: Theatrical Outfit learned what the characteristics are of an arts patron who rides MARTA and now there is data that arts organizations can use to create audience building opportunities.

GR: What was confirmed by the study, and what was most surprising?
: We confirmed our hypothesis that right now is a tipping point for regional transportation. We’ve seen that some of the old potential prejudices against MARTA have significantly changed, probably because people are tired of sitting in traffic for so long. The time is right for a change of mind. However, as expected, we did find that not feeling safe on MARTA was a major barrier between arts patrons and MARTA. A surprising finding was that the diverse single parent cluster makes up 8% of Atlanta’s arts patrons. 
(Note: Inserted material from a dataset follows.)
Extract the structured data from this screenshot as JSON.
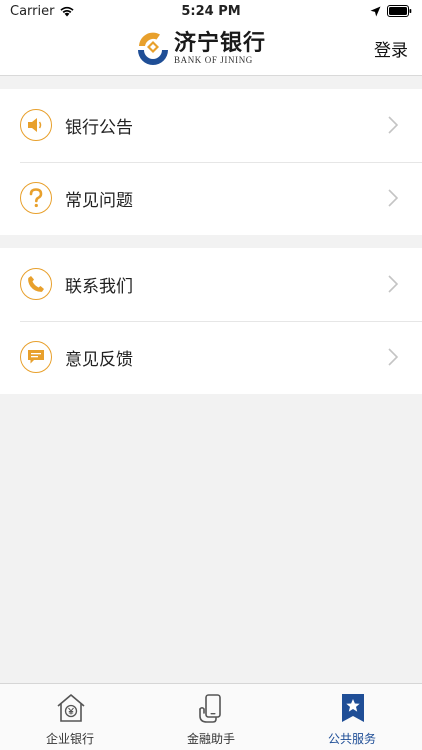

GR: What new goals has Theatrical Outfit developed as result of the study, and what strategies do you plan on utilizing to reach those goals?
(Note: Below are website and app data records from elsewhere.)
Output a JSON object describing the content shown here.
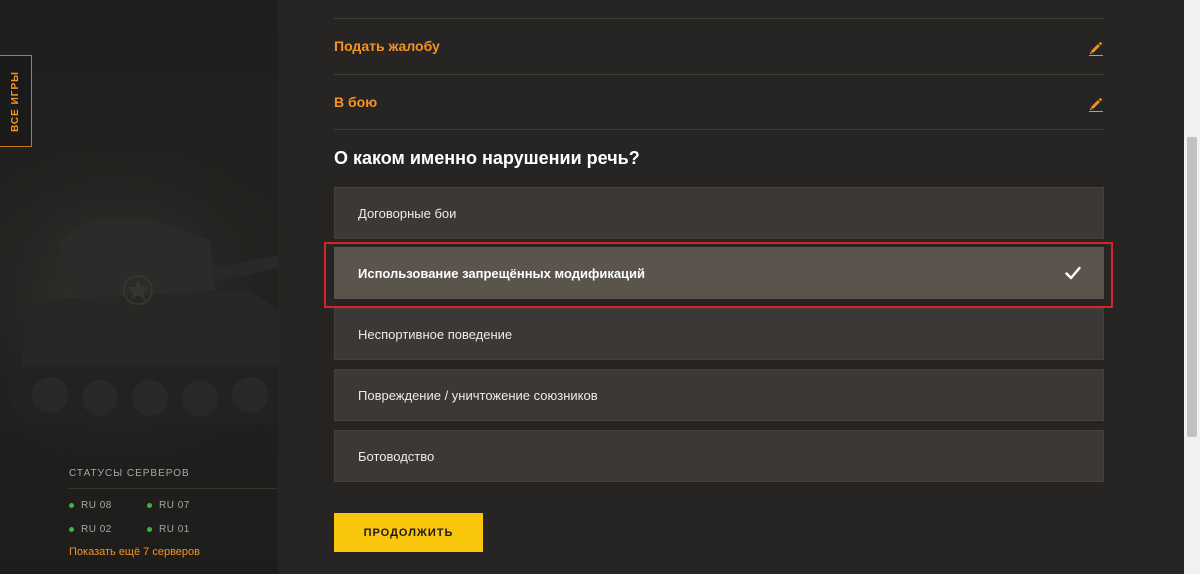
{
  "sidebar": {
    "all_games_label": "ВСЕ ИГРЫ",
    "status_title": "СТАТУСЫ СЕРВЕРОВ",
    "servers": [
      {
        "name": "RU 08",
        "status_color": "#3fb33f"
      },
      {
        "name": "RU 07",
        "status_color": "#3fb33f"
      },
      {
        "name": "RU 02",
        "status_color": "#3fb33f"
      },
      {
        "name": "RU 01",
        "status_color": "#3fb33f"
      }
    ],
    "more_servers": "Показать ещё 7 серверов"
  },
  "steps": [
    {
      "label": "Подать жалобу",
      "icon": "pencil-icon"
    },
    {
      "label": "В бою",
      "icon": "pencil-icon"
    }
  ],
  "question": "О каком именно нарушении речь?",
  "options": [
    {
      "label": "Договорные бои",
      "selected": false
    },
    {
      "label": "Использование запрещённых модификаций",
      "selected": true
    },
    {
      "label": "Неспортивное поведение",
      "selected": false
    },
    {
      "label": "Повреждение / уничтожение союзников",
      "selected": false
    },
    {
      "label": "Ботоводство",
      "selected": false
    }
  ],
  "continue_label": "ПРОДОЛЖИТЬ",
  "colors": {
    "accent": "#f39324",
    "button": "#f9c60b",
    "highlight": "#d6232a",
    "status_online": "#3fb33f"
  }
}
LF: Based on the results, Theatrical Outfit made the strategic decision to brand all of its promotional materials with the MARTA logo. There is an emphasis on making sure that the website and brochures mention that Theatrical Outfit is located near a MARTA station. In its future marketing, Theatrical Outfit plans to utilize the map (shown at right) that illustrates where Atlanta arts patrons live relative to a MARTA line. Specifically, Theatrical Outfit intends to pick a future production, pull the addresses of arts patrons who live near a MARTA line, and send out targeted promotions to invite those patrons to the show. Theatrical Outfit is also interested in collaborating with other arts organizations to try to increase the amount of arts advertising present on MARTA trains and in MARTA stations.
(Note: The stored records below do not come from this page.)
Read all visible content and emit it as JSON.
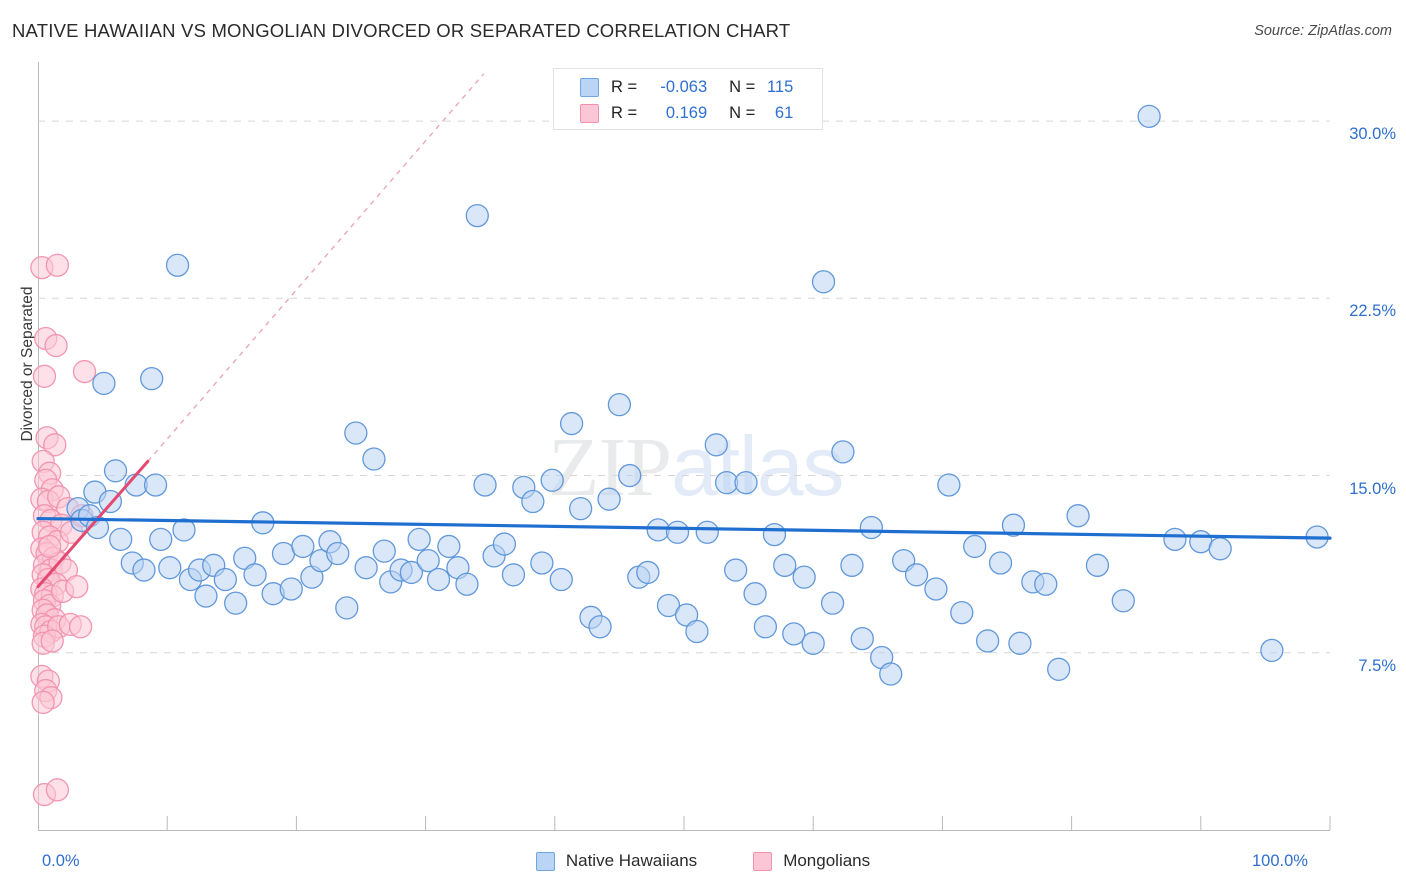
{
  "header": {
    "title": "NATIVE HAWAIIAN VS MONGOLIAN DIVORCED OR SEPARATED CORRELATION CHART",
    "source": "Source: ZipAtlas.com"
  },
  "watermark": {
    "part1": "ZIP",
    "part2": "atlas"
  },
  "stats": {
    "series1": {
      "r_label": "R =",
      "r_value": "-0.063",
      "n_label": "N =",
      "n_value": "115"
    },
    "series2": {
      "r_label": "R =",
      "r_value": "0.169",
      "n_label": "N =",
      "n_value": "61"
    }
  },
  "legend": {
    "items": [
      {
        "label": "Native Hawaiians",
        "color": "#b9d4f4",
        "border": "#6fa6e4"
      },
      {
        "label": "Mongolians",
        "color": "#fbc6d6",
        "border": "#f191ae"
      }
    ]
  },
  "chart_data": {
    "type": "scatter",
    "title": "NATIVE HAWAIIAN VS MONGOLIAN DIVORCED OR SEPARATED CORRELATION CHART",
    "xlabel": "",
    "ylabel": "Divorced or Separated",
    "xlim": [
      0,
      100
    ],
    "ylim": [
      0,
      32.5
    ],
    "grid": true,
    "x_ticks": [
      0,
      10,
      20,
      30,
      40,
      50,
      60,
      70,
      80,
      90,
      100
    ],
    "x_tick_labels": [
      "0.0%",
      "",
      "",
      "",
      "",
      "",
      "",
      "",
      "",
      "",
      "100.0%"
    ],
    "y_gridlines": [
      7.5,
      15.0,
      22.5,
      30.0
    ],
    "y_tick_labels": [
      "7.5%",
      "15.0%",
      "22.5%",
      "30.0%"
    ],
    "legend_position": "bottom",
    "series": [
      {
        "name": "Native Hawaiians",
        "color": "#b9d4f4",
        "border": "#5b93d8",
        "r": -0.063,
        "n": 115,
        "trendline": {
          "x0": 0,
          "y0": 13.18,
          "x1": 100,
          "y1": 12.35,
          "style": "solid",
          "color": "#1f6fd0"
        },
        "points": [
          [
            3.1,
            13.6
          ],
          [
            3.4,
            13.1
          ],
          [
            4.0,
            13.3
          ],
          [
            4.4,
            14.3
          ],
          [
            4.6,
            12.8
          ],
          [
            5.1,
            18.9
          ],
          [
            5.6,
            13.9
          ],
          [
            6.0,
            15.2
          ],
          [
            6.4,
            12.3
          ],
          [
            7.3,
            11.3
          ],
          [
            7.6,
            14.6
          ],
          [
            8.2,
            11.0
          ],
          [
            8.8,
            19.1
          ],
          [
            9.1,
            14.6
          ],
          [
            9.5,
            12.3
          ],
          [
            10.2,
            11.1
          ],
          [
            10.8,
            23.9
          ],
          [
            11.3,
            12.7
          ],
          [
            11.8,
            10.6
          ],
          [
            12.5,
            11.0
          ],
          [
            13.0,
            9.9
          ],
          [
            13.6,
            11.2
          ],
          [
            14.5,
            10.6
          ],
          [
            15.3,
            9.6
          ],
          [
            16.0,
            11.5
          ],
          [
            16.8,
            10.8
          ],
          [
            17.4,
            13.0
          ],
          [
            18.2,
            10.0
          ],
          [
            19.0,
            11.7
          ],
          [
            19.6,
            10.2
          ],
          [
            20.5,
            12.0
          ],
          [
            21.2,
            10.7
          ],
          [
            21.9,
            11.4
          ],
          [
            22.6,
            12.2
          ],
          [
            23.2,
            11.7
          ],
          [
            23.9,
            9.4
          ],
          [
            24.6,
            16.8
          ],
          [
            25.4,
            11.1
          ],
          [
            26.0,
            15.7
          ],
          [
            26.8,
            11.8
          ],
          [
            27.3,
            10.5
          ],
          [
            28.1,
            11.0
          ],
          [
            28.9,
            10.9
          ],
          [
            29.5,
            12.3
          ],
          [
            30.2,
            11.4
          ],
          [
            31.0,
            10.6
          ],
          [
            31.8,
            12.0
          ],
          [
            32.5,
            11.1
          ],
          [
            33.2,
            10.4
          ],
          [
            34.0,
            26.0
          ],
          [
            34.6,
            14.6
          ],
          [
            35.3,
            11.6
          ],
          [
            36.1,
            12.1
          ],
          [
            36.8,
            10.8
          ],
          [
            37.6,
            14.5
          ],
          [
            38.3,
            13.9
          ],
          [
            39.0,
            11.3
          ],
          [
            39.8,
            14.8
          ],
          [
            40.5,
            10.6
          ],
          [
            41.3,
            17.2
          ],
          [
            42.0,
            13.6
          ],
          [
            42.8,
            9.0
          ],
          [
            43.5,
            8.6
          ],
          [
            44.2,
            14.0
          ],
          [
            45.0,
            18.0
          ],
          [
            45.8,
            15.0
          ],
          [
            46.5,
            10.7
          ],
          [
            47.2,
            10.9
          ],
          [
            48.0,
            12.7
          ],
          [
            48.8,
            9.5
          ],
          [
            49.5,
            12.6
          ],
          [
            50.2,
            9.1
          ],
          [
            51.0,
            8.4
          ],
          [
            51.8,
            12.6
          ],
          [
            52.5,
            16.3
          ],
          [
            53.3,
            14.7
          ],
          [
            54.0,
            11.0
          ],
          [
            54.8,
            14.7
          ],
          [
            55.5,
            10.0
          ],
          [
            56.3,
            8.6
          ],
          [
            57.0,
            12.5
          ],
          [
            57.8,
            11.2
          ],
          [
            58.5,
            8.3
          ],
          [
            59.3,
            10.7
          ],
          [
            60.0,
            7.9
          ],
          [
            60.8,
            23.2
          ],
          [
            61.5,
            9.6
          ],
          [
            62.3,
            16.0
          ],
          [
            63.0,
            11.2
          ],
          [
            63.8,
            8.1
          ],
          [
            64.5,
            12.8
          ],
          [
            65.3,
            7.3
          ],
          [
            66.0,
            6.6
          ],
          [
            67.0,
            11.4
          ],
          [
            68.0,
            10.8
          ],
          [
            69.5,
            10.2
          ],
          [
            70.5,
            14.6
          ],
          [
            71.5,
            9.2
          ],
          [
            72.5,
            12.0
          ],
          [
            73.5,
            8.0
          ],
          [
            74.5,
            11.3
          ],
          [
            75.5,
            12.9
          ],
          [
            76.0,
            7.9
          ],
          [
            77.0,
            10.5
          ],
          [
            78.0,
            10.4
          ],
          [
            79.0,
            6.8
          ],
          [
            80.5,
            13.3
          ],
          [
            82.0,
            11.2
          ],
          [
            84.0,
            9.7
          ],
          [
            86.0,
            30.2
          ],
          [
            88.0,
            12.3
          ],
          [
            90.0,
            12.2
          ],
          [
            91.5,
            11.9
          ],
          [
            95.5,
            7.6
          ],
          [
            99.0,
            12.4
          ]
        ]
      },
      {
        "name": "Mongolians",
        "color": "#fbc6d6",
        "border": "#f191ae",
        "r": 0.169,
        "n": 61,
        "trendline": {
          "x0": 0,
          "y0": 10.3,
          "x1": 8.5,
          "y1": 15.6,
          "style": "solid",
          "color": "#e4496f"
        },
        "trendline_extension": {
          "x0": 8.5,
          "y0": 15.6,
          "x1": 34.5,
          "y1": 32.0,
          "style": "dashed",
          "color": "#e48aa5"
        },
        "points": [
          [
            0.3,
            23.8
          ],
          [
            1.5,
            23.9
          ],
          [
            0.6,
            20.8
          ],
          [
            1.4,
            20.5
          ],
          [
            0.5,
            19.2
          ],
          [
            3.6,
            19.4
          ],
          [
            0.7,
            16.6
          ],
          [
            1.3,
            16.3
          ],
          [
            0.4,
            15.6
          ],
          [
            0.9,
            15.1
          ],
          [
            0.6,
            14.8
          ],
          [
            1.1,
            14.4
          ],
          [
            0.3,
            14.0
          ],
          [
            0.8,
            13.9
          ],
          [
            1.6,
            14.1
          ],
          [
            2.3,
            13.6
          ],
          [
            0.5,
            13.3
          ],
          [
            1.0,
            13.1
          ],
          [
            1.8,
            12.9
          ],
          [
            0.4,
            12.6
          ],
          [
            0.9,
            12.4
          ],
          [
            1.5,
            12.2
          ],
          [
            2.6,
            12.6
          ],
          [
            3.4,
            13.3
          ],
          [
            0.3,
            11.9
          ],
          [
            0.7,
            11.7
          ],
          [
            1.2,
            11.5
          ],
          [
            0.5,
            11.2
          ],
          [
            1.0,
            11.0
          ],
          [
            1.7,
            11.3
          ],
          [
            2.2,
            11.0
          ],
          [
            0.4,
            10.8
          ],
          [
            0.8,
            10.6
          ],
          [
            1.4,
            10.4
          ],
          [
            0.3,
            10.2
          ],
          [
            0.6,
            10.0
          ],
          [
            1.1,
            9.9
          ],
          [
            0.5,
            9.7
          ],
          [
            0.9,
            9.5
          ],
          [
            1.9,
            10.1
          ],
          [
            3.0,
            10.3
          ],
          [
            0.4,
            9.3
          ],
          [
            0.7,
            9.1
          ],
          [
            1.3,
            8.9
          ],
          [
            0.3,
            8.7
          ],
          [
            0.6,
            8.6
          ],
          [
            1.0,
            8.4
          ],
          [
            0.5,
            8.2
          ],
          [
            1.6,
            8.6
          ],
          [
            2.5,
            8.7
          ],
          [
            3.3,
            8.6
          ],
          [
            0.4,
            7.9
          ],
          [
            1.1,
            8.0
          ],
          [
            0.3,
            6.5
          ],
          [
            0.8,
            6.3
          ],
          [
            0.6,
            5.9
          ],
          [
            1.0,
            5.6
          ],
          [
            0.4,
            5.4
          ],
          [
            0.5,
            1.5
          ],
          [
            1.5,
            1.7
          ],
          [
            0.9,
            12.0
          ]
        ]
      }
    ]
  }
}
GR: What recommendations would you give to other ABR member organizations, especially those who are not necessarily located on MARTA lines?

LF:Talk to your patrons! Recognize that a large part of promoting something is understanding how people feel about it. Experiment with changes like earlier or later start times and expanding pre-event dining options. Remember that the current status quo isn’t how it has to be forever. 

GR: What are some ways that other ABR member organizations might be able to bring art to people who use other modes of transportation?

LF:Some ideas might be to explore the possibility of running Uber and/or Lyft promotions, or a “Ride Your Bike to the Theater” promotion. 

GR: One of the questions that you posed during the June 22ndABR workshop was related to how other ABR member organizations can, using transportation solutions, attract more people from throughout the Atlanta region to travel to their show. What steps could an organization take to truly developthat audience?

LF:Once an organization isolates the geographic areas (zip codes) that it wants to reach, create targeted postcard mailings to invite residents in that area to upcoming shows. You could even include a free MARTA ticket in the mailing to promote the use of public transportation and to take advantage of the transportation tipping point!

To review the full presentation from the June 22, 2018, ABR workshop, visit– Member Resources, then Past Meetings. You’ll find the workshop material under the June 22 date. 



Member Login
Welcome, (First Name)!

Forgot? Show
Log In
Enter Member Area
My Profile Log Out